CINCINNATI (TDB) -- A federal appeals court has vacated a 37-month prison sentence facing Lorain County real estate broker Anthony Ross for cashing counterfeit checks that originated in an overseas e-mail scam. The ruling by the 6th Circuit U.S. Court of Appeals in Cincinnati is 9-pages long and includes a dissent from Judge Alice M. Batchelder of Medina County, who said the sentence was proper because Ross intended to defraud banks in cahoots with the Nigerian Internet crooks.
Ross, whose underlying conviction was left intact, owned Northshore Realty and E.A.R. Investors, companies formed to develop, sell and construct low-income housing in Lorain County. He suffered financial losses and had to file a personal bankruptcy in 2003.

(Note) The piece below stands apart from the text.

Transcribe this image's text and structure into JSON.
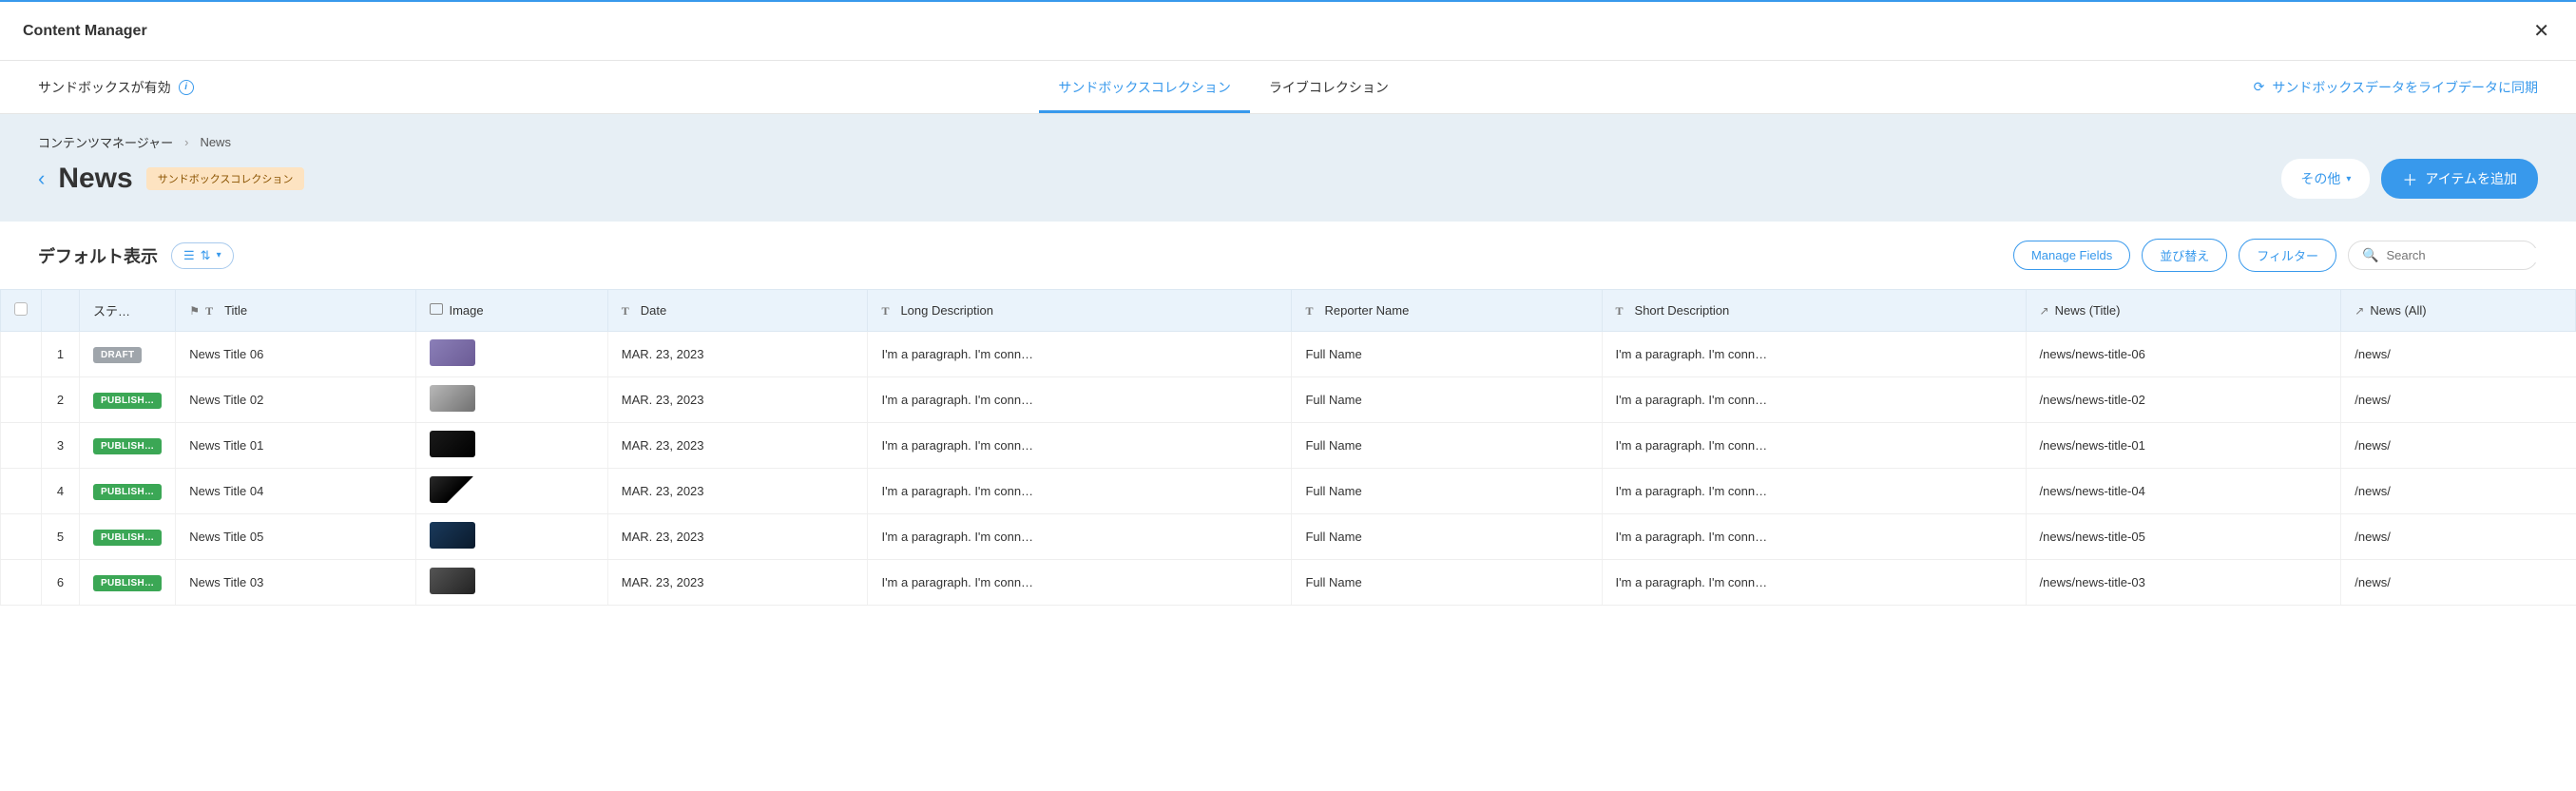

Eventually, he got in contact with the scammers, whom he claimed led him on with promises of investment funds. There were at least 40 e-mails. Cleveland U.S. District Judge Ann Aldrich presided over the trial and sentencing, and will have to resentence Ross in Cleveland federal court sometime later this year. The appeals court ruling did not set a date:
"In the present case, the government offered evidence that over the course of two years Ross passed a $90,000 counterfeit check, received a suspicious and counterfeit $346,000 check in the mail, and deposited a counterfeit $5,000 check. Additionally, during that same period a counterfeit $700,000 Treasury check was mailed to his bank with instructions to be deposited in his account. the jury also considered more than fort e-mails between Ross and the 'Nigerians' and listened to Ross from the witness stand."
The court added:
"While this case presents a close evidentiary call, we do not believe Ross has met his very heavy burden for showing the evidence was insufficient. The jury chose not to believe Ross's testimony and found that there was enough circumstantial evidence of Ross's motive to commit bank fraud. Ross was in dire financial straits. Ross had filed for personal bankruptcy. Ross needed money to pay debts to keep his businesses afloat . . . The circumstantial evidence calls into doubt Ross's story that he was simply the victim on an elaborate Nigerian counterfeit check scam."